Change Specialists - Simplifying Change

The Great Return Needs Great Communication

With many organisations welcoming staff back to the office this Spring senior leader’s enthusiasm for returning to the office might, to some, suggest old school thinking, with some studies highlighting a leadership team-employee disconnect with regards future working models.  

Last summer The Future Forum surveyed 10,000 workers globally, finding three quarters (75%) of executives expressing a desire to work from the office 3-5 days per week compared to one third (34%) of staff. 44% of executives who have worked completely remotely through the pandemic, said they wanted to come back to the office every day, only 17% of staff said the same.

Many staff have missed the informal connections and culture that an office setting offers, however their default position has shifted, and they no longer want to spend time commuting into offices every day. They also put high value on the flexibility and work life balance that remote working can offer. 

Against a backdrop of staff shortages across the UK, staff who don’t believe their organisation is being transparent on post pandemic remote working, by documenting and promoting a robust home working policy, are reporting low levels of employee satisfaction This in turn is impacting staff retention, and the ability for organisations to attract and hire new talent.

Finding the right balance is at the heart of successful hybrid working. Organisations want to keep control of productivity, encourage collaboration, and build company culture. Their staff want to choose where and when they work to achieve a healthy work-life balance.

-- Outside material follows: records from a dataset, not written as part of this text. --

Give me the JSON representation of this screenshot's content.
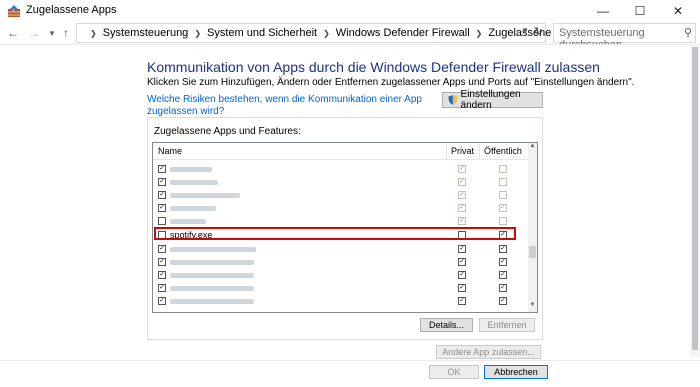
{
  "window": {
    "title": "Zugelassene Apps"
  },
  "address": {
    "crumbs": [
      "Systemsteuerung",
      "System und Sicherheit",
      "Windows Defender Firewall",
      "Zugelassene Apps"
    ],
    "search_placeholder": "Systemsteuerung durchsuchen"
  },
  "main": {
    "heading": "Kommunikation von Apps durch die Windows Defender Firewall zulassen",
    "description": "Klicken Sie zum Hinzufügen, Ändern oder Entfernen zugelassener Apps und Ports auf \"Einstellungen ändern\".",
    "risk_link": "Welche Risiken bestehen, wenn die Kommunikation einer App zugelassen wird?",
    "settings_button": "Einstellungen ändern",
    "group_label": "Zugelassene Apps und Features:",
    "columns": {
      "name": "Name",
      "private": "Privat",
      "public": "Öffentlich"
    },
    "highlighted_app": "spotify.exe",
    "details_button": "Details...",
    "remove_button": "Entfernen",
    "other_app_button": "Andere App zulassen...",
    "ok_button": "OK",
    "cancel_button": "Abbrechen"
  },
  "colors": {
    "heading": "#1e3287",
    "link": "#0066cc",
    "highlight": "#c80a0a"
  }
}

Leaders should be encouraged to listen to their staff, consulting on plans for their future work model and offering a channel for them to raise questions or concerns.